First introduced in early 2000s, the accountable care organization (ACO) is designed to lower health care costs while improving quality of care and has become one of the most important coordinated care technologies in the United States. In this research, we use the Medicare fee-for-service claims data from 2009-2014 to estimate the heterogeneous effects of Medicare ACO programs on hospital admissions across hospital referral regions (HRRs) and provider groups. To conduct our analysis, a model for a difference-in-difference (DID) study is embellished in multiple ways to account for intricacies and complexity with the data not able to be accounted for using existing models. Of particular note, we propose a Gaussian mixture model to account for the inability to observe the practice group affiliation of physicians if the organization they worked for did not become an ACO, which is needed to ensure appropriate partitioning of variation across the different units. The results suggest that the ACO programs reduced the rate of readmission to hospital, that the ACO program may have reduced heterogeneity in readmission rates, and that the effect of joining an ACO varied considerably across medical groups.

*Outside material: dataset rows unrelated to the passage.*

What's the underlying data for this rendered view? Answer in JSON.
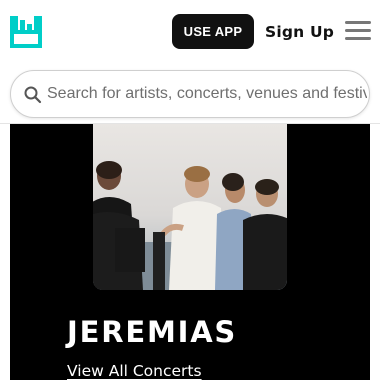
{
  "header": {
    "use_app_label": "USE APP",
    "signup_label": "Sign Up",
    "logo_icon": "bandsintown-logo-icon",
    "menu_icon": "hamburger-menu-icon"
  },
  "search": {
    "placeholder": "Search for artists, concerts, venues and festiv",
    "value": "",
    "icon": "search-icon"
  },
  "artist": {
    "name": "JEREMIAS",
    "view_all_label": "View All Concerts"
  },
  "colors": {
    "brand": "#00CEC8",
    "button_bg": "#111111",
    "hero_bg": "#000000"
  }
}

Keywords: Accountable Care Organization; Difference-in-difference analysis; Gaussian mixture model; Mixed-effect model.